In our conversations with people, when we share our truth, when we speak from our heart (rather than our head), to be in union (marriage) with someone, to be authentic, to be courageous, to continue to create happy lives and circumstances, conditions within our relationships ‘we have a die a little’. We have to risk (in a tender hearted, kind way).
I visited my cousin Chris (the brother of the climber who died falling) at Christmas. He was (and probably still is) deeply in grief. I was scared to be with him. Scared i’d say something clumsy – i did say something clumsy. I felt humiliated and ashamed at my naievty and awkwardness. After we talked about Stu for a while it was like we ran our of puff and started talking about genealogy. I came home trying to find my whakapapa i’d scribed in 2003 as a ‘between-work’ actor and found a journal instead which i’d been writing in during a break-up with an ex-boyfriend.
Break-ups have always felt immense to me, whether being left or leaving.
A death of sorts.
As Erin suggests death is merely the death of a body, it is also the cessation of making new memories.
Sometimes i feel i am a container of memories. I do dwell in the past. That verb. dictionary.com says: 1) 2) 3)
During this break up Jenny Riley (a good friend’s Mother) directed me to a phenomenal book i’d encourage anyone experiencing grief to get and read.
Apart from speaking about ‘the phoenix process‘, Elizaebeth Lesser’s “Broken Open” implores that people take the time to grieve, to heal slowly. The story that stuck with me (Mrs memory container) was one where a child died and her family didn’t cope with life, left. They tried to ‘keep busy’ and to ‘keep going’ – distract themselves with doing. Then the father? realised they had to stop. They courageously and generously and trustingly quit jobs and moved into the woods together to mourn their daughter, sister.
In the journal, through that break up, i scribed some quotes from the aforementioned book:
French Renaissance philosopher Michel de Montaigne:
“To begin depriving death of its greatest advantage over us,” he wrote, “let us deprive death of its strangeness, let us frequent it, let us get used to it; let us have nothing more often in mind than death…We do not know where death awaits us: so let us wait for it everywhere. To practice death is to practice freedom. A man who has learned how to die has unlearned how to be a slave.”

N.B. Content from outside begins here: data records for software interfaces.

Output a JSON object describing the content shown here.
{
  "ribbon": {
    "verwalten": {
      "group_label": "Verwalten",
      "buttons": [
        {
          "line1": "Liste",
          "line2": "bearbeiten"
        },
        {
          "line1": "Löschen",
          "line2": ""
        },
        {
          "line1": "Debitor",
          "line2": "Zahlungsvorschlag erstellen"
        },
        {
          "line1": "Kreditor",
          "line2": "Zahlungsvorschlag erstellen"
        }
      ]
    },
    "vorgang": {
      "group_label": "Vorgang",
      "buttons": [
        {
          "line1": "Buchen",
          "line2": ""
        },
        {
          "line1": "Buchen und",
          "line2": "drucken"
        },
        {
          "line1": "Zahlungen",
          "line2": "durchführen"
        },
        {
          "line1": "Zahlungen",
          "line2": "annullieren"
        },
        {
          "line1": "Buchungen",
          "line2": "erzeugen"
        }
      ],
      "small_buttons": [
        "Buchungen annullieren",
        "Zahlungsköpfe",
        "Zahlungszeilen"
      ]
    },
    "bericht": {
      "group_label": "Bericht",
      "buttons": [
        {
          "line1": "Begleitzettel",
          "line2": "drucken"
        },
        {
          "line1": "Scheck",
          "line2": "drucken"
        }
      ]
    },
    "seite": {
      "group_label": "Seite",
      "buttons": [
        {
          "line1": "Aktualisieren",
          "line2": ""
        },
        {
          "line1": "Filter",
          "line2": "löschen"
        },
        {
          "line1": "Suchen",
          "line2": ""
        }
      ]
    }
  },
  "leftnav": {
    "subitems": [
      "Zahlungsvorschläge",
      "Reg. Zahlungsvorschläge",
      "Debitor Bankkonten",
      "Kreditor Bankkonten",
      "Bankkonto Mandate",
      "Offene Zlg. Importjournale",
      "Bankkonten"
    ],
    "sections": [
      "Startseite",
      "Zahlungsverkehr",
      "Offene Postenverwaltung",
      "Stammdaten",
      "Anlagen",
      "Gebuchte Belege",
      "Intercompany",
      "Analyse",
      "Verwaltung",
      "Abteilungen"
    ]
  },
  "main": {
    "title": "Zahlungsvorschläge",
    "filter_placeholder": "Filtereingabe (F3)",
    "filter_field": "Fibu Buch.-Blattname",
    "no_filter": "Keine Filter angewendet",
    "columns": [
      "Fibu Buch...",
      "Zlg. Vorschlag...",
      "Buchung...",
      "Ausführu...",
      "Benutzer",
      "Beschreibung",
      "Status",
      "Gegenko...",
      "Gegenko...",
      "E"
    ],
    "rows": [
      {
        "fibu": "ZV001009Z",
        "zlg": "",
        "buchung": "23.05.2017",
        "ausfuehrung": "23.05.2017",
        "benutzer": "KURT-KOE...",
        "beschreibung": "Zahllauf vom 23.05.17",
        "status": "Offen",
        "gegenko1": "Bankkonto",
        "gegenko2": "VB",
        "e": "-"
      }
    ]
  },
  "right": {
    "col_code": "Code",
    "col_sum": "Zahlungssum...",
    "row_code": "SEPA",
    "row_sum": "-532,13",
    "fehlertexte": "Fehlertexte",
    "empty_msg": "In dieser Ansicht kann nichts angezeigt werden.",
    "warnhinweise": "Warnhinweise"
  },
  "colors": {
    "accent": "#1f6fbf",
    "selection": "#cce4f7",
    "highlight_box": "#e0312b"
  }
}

“He means that we can practice death by coming conscious of the ways in which we resist life; we can practice death by approaching endings and partings and changes with more ease and faith (page 234 ‘Broken Open” by Elizabeth Lesser).”
Ram Dass says:
“When we practice dying, we are learning to identify less with Ego and more with Soul.”
The pages are turning and revealing more Ram Dass from pages 73-78 of Broken Open” by Elizabeth Lesser
“Human interactions reflect a dance between love and fear (Ram Dass).”
The ego. The ego. It’s like this wheelcahir. It’s a…it’s a beautiful wheelchair. Use it. Enjoy it! Just don’t think it is you…Don’t take yourself so, so…personally (Ram Dass).”
“Surrender and relax into the mystery (Ram Dass).”
“Ego, gone. Nothing more to lose. Ego breaks open – then you see who you really are (Ram Dass).”
This echoes Satsang with Erin.
“Not bound by the physical body, once you feel that, you remember who you really are (Erin Kropidlowski)”
I talked with my Mum and Dad about dying too.
After sharing about the emotional service for Stu and his life, his people, Mum reflected: it’s so important to love.
I didn’t know exactly what she meant by that, at first. I wondered did she mean – to accept people, as she’d also talked about having rifts in families.
I wondered then, is it helpful to forgive? To wake up forgiving. forgiving ourselves. our children. our husbands. our family. our friends. ours exs. our bosses…
I asked Chris.
He said connection.
It’s important to keep finding connection with people, to keep connecting, when we become disconnected, to find connection again and again.
And that time is here.
Whatever our priorities are, make them now. Not in 1 or 2 years. Cos we may not have 1 or 2 years. Now. Now is all we have.
“Be here now” – Ram Dass.
I’ll be sharing more of my findings with death such as how to die, near death experiences, other recommended reading and viewing.
I dedicate this collection of ideas mine and others to the lives of: